I like ‘When Doves Cry’ a lot: the keyboard hook, the demonic guitar, the naggingly catchy tune, the otherworldly vocals that make him sound like some kind of lascivious reptile from Venus. Whenever I hear it, though, I’m reminded of my fundamental problem with Prince: he was a really great pop star who wouldn’t do pop. Instead, profligately talented multi-instrumentalist that he was (he played guitar better than any other guitarist, they said, and drummed better than any drummer), he was more interested in showing off and pushing boundaries than in writing catchy singles.

This is why chin-stroking critics worshipped him: in contrast to Michael Jackson, Prince was the weirdo recluse pop genius it was safe to like because he continually challenged you — or, as I’d prefer to think of it, took the piss (all those tiresome name changes) and tested your patience (pretentious orthography, as in ‘Nothing Compares 2 U’). But then, admittedly, I never got to go to one of his legendary secret aftershow gigs which were, apparently, like, totally amazing and went on for hours and no doubt made you feel part of the muso elect.

When I vouchsafed some of this on social media the day he died, I found the crossest reactions came from a) girls and b) kids who had embraced Prince as an early adopter of all that gender-fluidity idiocy currently so fashionable on campus. That makes sense. Unlike, say, Led Zeppelin, Prince always struck me as a girls’ idea of what rock music ought to sound like — not so much about the riffs and bombastic epic quality that boys like as about the utterly filthy 50 Shades of Grey interior stuff where each track feels like an act of debauched sexual communion. Listen to ‘If I Was Your Girlfriend’ and you’ll get the idea. It’s not a song written for boys; it’s written so that Prince can shag their women while their menfolk look helplessly on.

And, yes, of course Prince was very androgynous and bisexual and — ugh! — gender fluid. (At the time, I found this quite creepy and sinister and pervy: well it was, wasn’t it — Prince was a lech who just oozed sex, which was fine if you fancied him but less so otherwise. But you’re not allowed to say that any more.)

Then again, so was David Bowie, who was far more influential and whose talents went a lot further. Perhaps it was just bad luck, but Prince’s heyday — at the end of the Eighties — coincided with that musical dead zone just before acid house arrived and dance music saved the world.
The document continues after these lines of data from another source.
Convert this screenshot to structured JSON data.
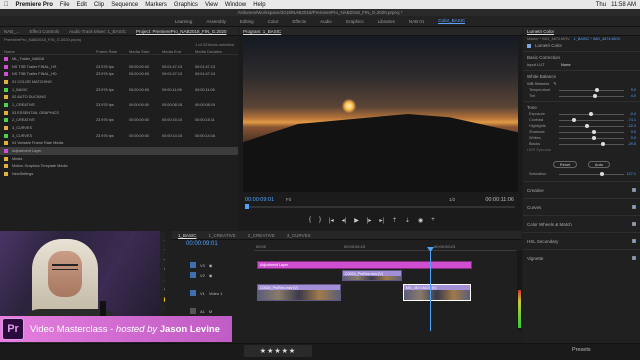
{
  "mac_menu": {
    "apple": "",
    "app": "Premiere Pro",
    "items": [
      "File",
      "Edit",
      "Clip",
      "Sequence",
      "Markers",
      "Graphics",
      "View",
      "Window",
      "Help"
    ],
    "right": [
      "Thu",
      "11:58 AM"
    ]
  },
  "title_path": "/Volumes/Workspace/2018/NAB2018/PremierePro_NAB2018_FIN_G.2020.prproj *",
  "workspaces": [
    "Learning",
    "Assembly",
    "Editing",
    "Color",
    "Effects",
    "Audio",
    "Graphics",
    "Libraries",
    "NAB 01",
    "Color_BASIC"
  ],
  "active_workspace": "Color_BASIC",
  "source_tabs": [
    "Effect Controls",
    "Audio Track Mixer: 1_BASIC",
    "Project: PremierePro_NAB2018_FIN_G.2020"
  ],
  "source_left_tab": "NAB_...",
  "project": {
    "file": "PremierePro_NAB2018_FIN_G.2020.prproj",
    "items_selected": "1 of 23 items selected",
    "columns": [
      "Name",
      "Frame Rate",
      "Media Start",
      "Media End",
      "Media Duration"
    ],
    "rows": [
      {
        "name": "ML_Trailer_NAB18",
        "rate": "",
        "start": "",
        "end": "",
        "dur": "",
        "color": "#d04fd0",
        "sel": false
      },
      {
        "name": "NS TSB Trailer FINAL_HS",
        "rate": "23.976 fps",
        "start": "00:00:00:00",
        "end": "00:01:47:13",
        "dur": "00:01:47:13",
        "color": "#d04fd0",
        "sel": false
      },
      {
        "name": "NS TSB Trailer FINAL_HD",
        "rate": "23.976 fps",
        "start": "00:00:00:00",
        "end": "00:01:47:13",
        "dur": "00:01:47:13",
        "color": "#d04fd0",
        "sel": false
      },
      {
        "name": "01 COLOR MATCHING",
        "rate": "",
        "start": "",
        "end": "",
        "dur": "",
        "color": "#e0b040",
        "sel": false
      },
      {
        "name": "1_BASIC",
        "rate": "23.976 fps",
        "start": "00:00:00:00",
        "end": "00:00:11:06",
        "dur": "00:00:11:06",
        "color": "#4fd04f",
        "sel": false
      },
      {
        "name": "02 AUTO DUCKING",
        "rate": "",
        "start": "",
        "end": "",
        "dur": "",
        "color": "#e0b040",
        "sel": false
      },
      {
        "name": "1_CREATIVE",
        "rate": "23.976 fps",
        "start": "00:00:00:00",
        "end": "00:00:08:18",
        "dur": "00:00:08:19",
        "color": "#4fd04f",
        "sel": false
      },
      {
        "name": "03 ESSENTIAL GRAPHICS",
        "rate": "",
        "start": "",
        "end": "",
        "dur": "",
        "color": "#e0b040",
        "sel": false
      },
      {
        "name": "2_CREATIVE",
        "rate": "23.976 fps",
        "start": "00:00:00:00",
        "end": "00:00:15:10",
        "dur": "00:00:15:11",
        "color": "#4fd04f",
        "sel": false
      },
      {
        "name": "3_CURVES",
        "rate": "",
        "start": "",
        "end": "",
        "dur": "",
        "color": "#e0b040",
        "sel": false
      },
      {
        "name": "3_CURVES",
        "rate": "23.976 fps",
        "start": "00:00:00:00",
        "end": "00:00:14:15",
        "dur": "00:00:14:16",
        "color": "#4fd04f",
        "sel": false
      },
      {
        "name": "04 Variable Frame Rate Media",
        "rate": "",
        "start": "",
        "end": "",
        "dur": "",
        "color": "#e0b040",
        "sel": false
      },
      {
        "name": "Adjustment Layer",
        "rate": "",
        "start": "",
        "end": "",
        "dur": "",
        "color": "#d04fd0",
        "sel": true
      },
      {
        "name": "Media",
        "rate": "",
        "start": "",
        "end": "",
        "dur": "",
        "color": "#e0b040",
        "sel": false
      },
      {
        "name": "Motion Graphics Template Media",
        "rate": "",
        "start": "",
        "end": "",
        "dur": "",
        "color": "#e0b040",
        "sel": false
      },
      {
        "name": "NewSettings",
        "rate": "",
        "start": "",
        "end": "",
        "dur": "",
        "color": "#e0b040",
        "sel": false
      }
    ]
  },
  "program": {
    "tab": "Program: 1_BASIC",
    "timecode": "00:00:09:01",
    "fit": "Fit",
    "resolution": "1/2",
    "duration": "00:00:11:06"
  },
  "timeline": {
    "tabs": [
      "1_BASIC",
      "1_CREATIVE",
      "2_CREATIVE",
      "3_CURVES"
    ],
    "timecode": "00:00:09:01",
    "ruler": [
      "00:00",
      "00:00:04:23",
      "00:00:09:23"
    ],
    "tracks": [
      "V3",
      "V2",
      "V1",
      "A1",
      "A2"
    ],
    "track_name_v1": "Video 1",
    "clips": {
      "adjustment": "Adjustment Layer",
      "c1": "C0024_ProRes.mov [V]",
      "c2": "C0024_ProRes.mov [V]",
      "c3": "MG_4674.MOV [V]"
    }
  },
  "lumetri": {
    "panel_tab": "Lumetri Color",
    "master": "Master * IMG_4674.MOV",
    "clip": "1_BASIC * IMG_4674.MOV",
    "title": "Lumetri Color",
    "basic": "Basic Correction",
    "input_lut_label": "Input LUT",
    "input_lut": "None",
    "white_balance": "White Balance",
    "wb_selector": "WB Selector",
    "sliders_wb": [
      {
        "label": "Temperature",
        "value": "9.0",
        "pos": 0.55
      },
      {
        "label": "Tint",
        "value": "4.0",
        "pos": 0.52
      }
    ],
    "tone": "Tone",
    "sliders_tone": [
      {
        "label": "Exposure",
        "value": "-0.4",
        "pos": 0.46
      },
      {
        "label": "Contrast",
        "value": "-74.1",
        "pos": 0.2
      },
      {
        "label": "Highlights",
        "value": "-22.3",
        "pos": 0.4
      },
      {
        "label": "Shadows",
        "value": "0.0",
        "pos": 0.5
      },
      {
        "label": "Whites",
        "value": "0.0",
        "pos": 0.5
      },
      {
        "label": "Blacks",
        "value": "29.5",
        "pos": 0.64
      }
    ],
    "hdr_specular": "HDR Specular",
    "reset": "Reset",
    "auto": "Auto",
    "saturation_label": "Saturation",
    "saturation": "127.1",
    "saturation_pos": 0.63,
    "sections": [
      "Creative",
      "Curves",
      "Color Wheels & Match",
      "HSL Secondary",
      "Vignette"
    ]
  },
  "lower_third": {
    "logo": "Pr",
    "title": "Video Masterclass",
    "sep": " - ",
    "hosted": "hosted by",
    "host": "Jason Levine"
  },
  "status": {
    "stars": "★★★★★",
    "presets": "Presets"
  }
}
Prince’s stuff sounds to me like a wrong alley — an interesting period piece where funk and rock and R&B and soul collide, but to no great purpose. I don’t think you can hear his influence anywhere today, which may be to his advantage: it means Prince will never date.